I leave you with this, “Sometimes when you lose your way, you find YOURSELF, trust the journey”. This has been an inspirational quote I have had by my side during my whole transition. I hope this blog lets you know that even though transition can be difficult, there is light at the end of the tunnel and the ball is in your court, so see what you can do with it.
Corinna Kelley is a mother, wife, mentor, Air Force Veteran and co-owner of The Culture Marauders. You can connect with her on LinkedIn or email at firstname.lastname@example.org and support The Culture Maraders on Facebook, Instagram or send us an email email@example.com if you have a topic you want to maraud on or if you’d like to be on the show.
American Corporate Partners. (n.d.). Mission. Retrieved July 21, 2020, from https://www.acp-usa.org/about-us/mission
American Corporate Partners. (2019, April 3). ACP’s Women’s Program April Workshop: Making Work Life Balance Work- An Honest Discussion. https://www.acp-usa.org/news/event/acps-womens-program-april-workshop-making-work-life-balance-work-honest-discussion
Ellevate Network. (n.d.). About. Retrieved July 21, 2020, from https://www.ellevatenetwork.com/about
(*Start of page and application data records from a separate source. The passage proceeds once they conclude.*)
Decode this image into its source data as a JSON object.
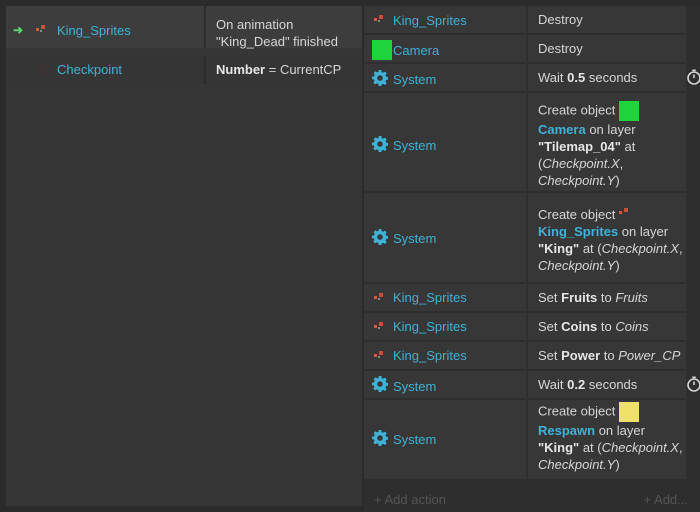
{
  "conditions": [
    {
      "object": "King_Sprites",
      "text_prefix": "On animation",
      "text_suffix": "\"King_Dead\" finished"
    },
    {
      "object": "Checkpoint",
      "bold": "Number",
      "text": " = CurrentCP"
    }
  ],
  "actions": [
    {
      "object": "King_Sprites",
      "icon": "sprite-icon",
      "text": "Destroy"
    },
    {
      "object": "Camera",
      "icon": "green-square-icon",
      "text": "Destroy"
    },
    {
      "object": "System",
      "icon": "gear-icon",
      "pre": "Wait ",
      "bold": "0.5",
      "post": " seconds",
      "timer": true
    },
    {
      "object": "System",
      "icon": "gear-icon",
      "l1": "Create object ",
      "obj": "Camera",
      "mid": " on layer",
      "layer": "\"Tilemap_04\"",
      "at": " at",
      "coords": "(Checkpoint.X, Checkpoint.Y)",
      "coords_a": "Checkpoint.X",
      "coords_b": "Checkpoint.Y"
    },
    {
      "object": "System",
      "icon": "gear-icon",
      "l1": "Create object ",
      "obj": "King_Sprites",
      "mid": " on layer",
      "layer": "\"King\"",
      "at": " at",
      "coords_a": "Checkpoint.X",
      "coords_b": "Checkpoint.Y"
    },
    {
      "object": "King_Sprites",
      "icon": "sprite-icon",
      "pre": "Set ",
      "bold": "Fruits",
      "post": " to ",
      "ital": "Fruits"
    },
    {
      "object": "King_Sprites",
      "icon": "sprite-icon",
      "pre": "Set ",
      "bold": "Coins",
      "post": " to ",
      "ital": "Coins"
    },
    {
      "object": "King_Sprites",
      "icon": "sprite-icon",
      "pre": "Set ",
      "bold": "Power",
      "post": " to ",
      "ital": "Power_CP"
    },
    {
      "object": "System",
      "icon": "gear-icon",
      "pre": "Wait ",
      "bold": "0.2",
      "post": " seconds",
      "timer": true
    },
    {
      "object": "System",
      "icon": "gear-icon",
      "l1": "Create object ",
      "obj": "Respawn",
      "mid": " on layer",
      "layer": "\"King\"",
      "at": " at",
      "coords_a": "Checkpoint.X",
      "coords_b": "Checkpoint.Y"
    }
  ],
  "footer": {
    "add_action": "+ Add action",
    "add_more": "+ Add..."
  },
  "colors": {
    "link": "#3fb2d7",
    "green": "#1ed43c",
    "yellow": "#efe068",
    "arrow": "#55d46a"
  }
}
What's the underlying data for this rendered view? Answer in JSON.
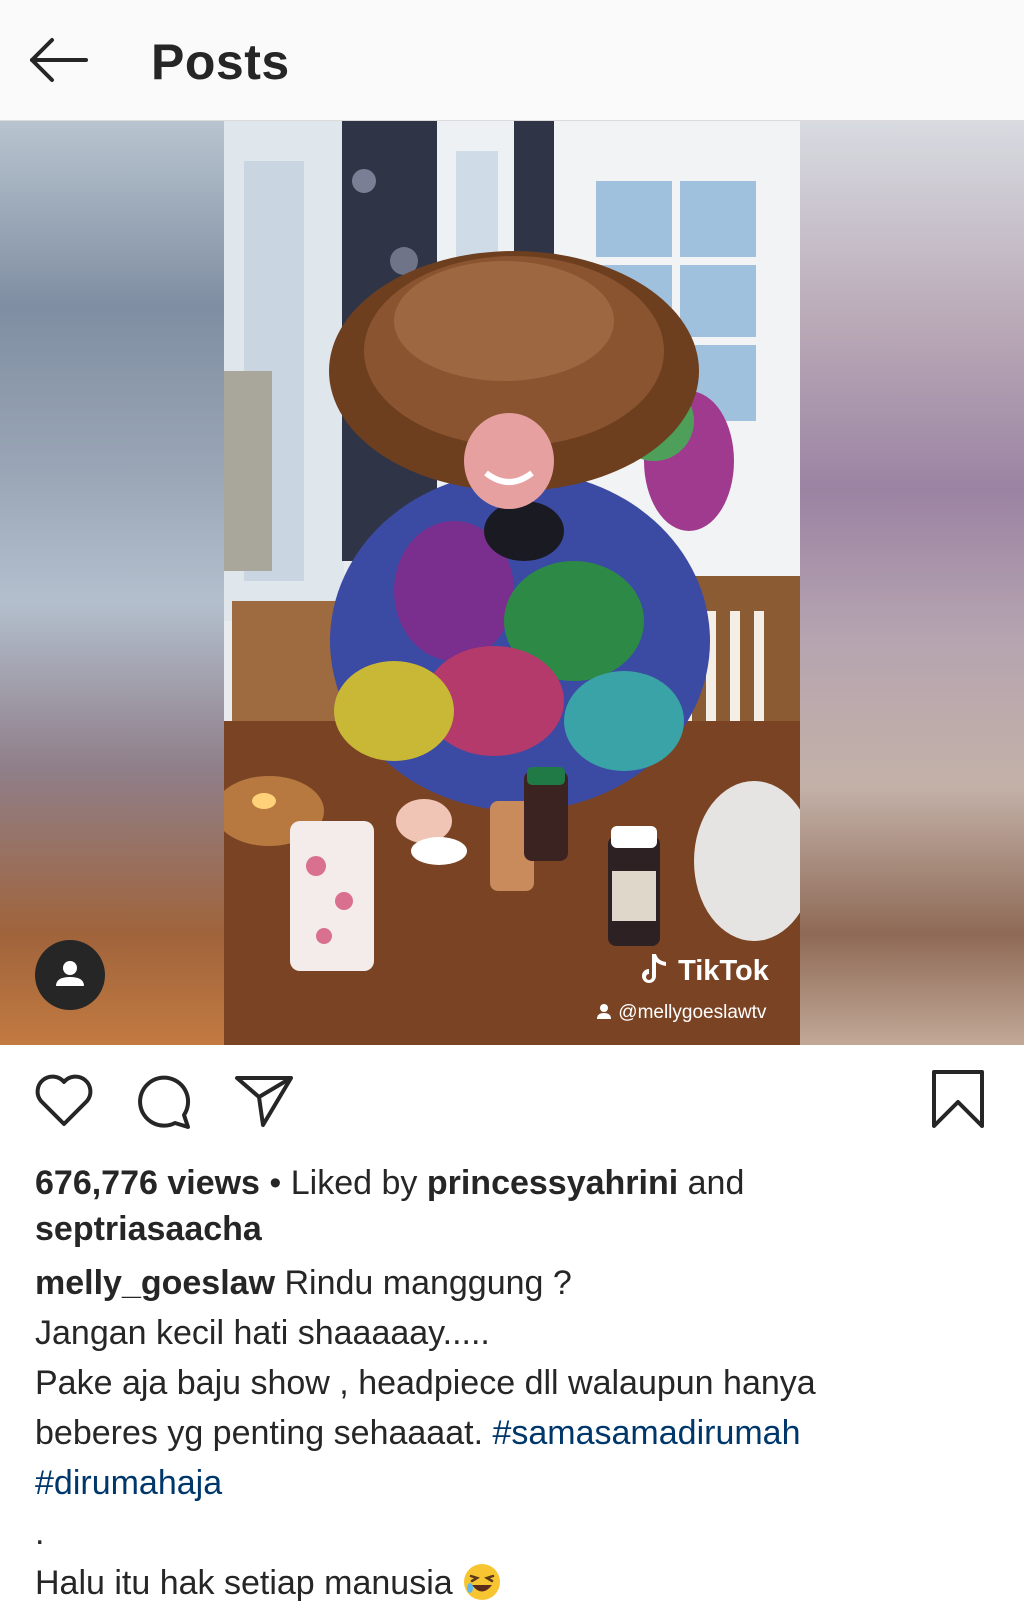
{
  "header": {
    "title": "Posts",
    "back_icon": "arrow-left-icon"
  },
  "media": {
    "tiktok_logo": "TikTok",
    "tiktok_handle": "@mellygoeslawtv",
    "user_tag_icon": "person-icon"
  },
  "actions": {
    "like_icon": "heart-icon",
    "comment_icon": "comment-icon",
    "share_icon": "paper-plane-icon",
    "save_icon": "bookmark-icon"
  },
  "stats": {
    "views": "676,776 views",
    "separator": " • ",
    "liked_by_prefix": "Liked by ",
    "liked_user_1": "princessyahrini",
    "and_text": " and",
    "liked_user_2": "septriasaacha"
  },
  "caption": {
    "author": "melly_goeslaw",
    "line1": " Rindu manggung ?",
    "line2": "Jangan kecil hati shaaaaay.....",
    "line3": "Pake aja baju show , headpiece dll walaupun hanya",
    "line4": "beberes yg penting sehaaaat. ",
    "hashtag1": "#samasamadirumah",
    "hashtag2": "#dirumahaja",
    "dot": ".",
    "line6": "Halu itu hak setiap manusia ",
    "emoji_icon": "rolling-on-the-floor-laughing-emoji"
  },
  "colors": {
    "text": "#262626",
    "hashtag": "#00376b",
    "header_bg": "#fafafa"
  }
}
Veterans Florida (n.d.). Retrieved July 21, 2020, from https://www.veteransflorida.org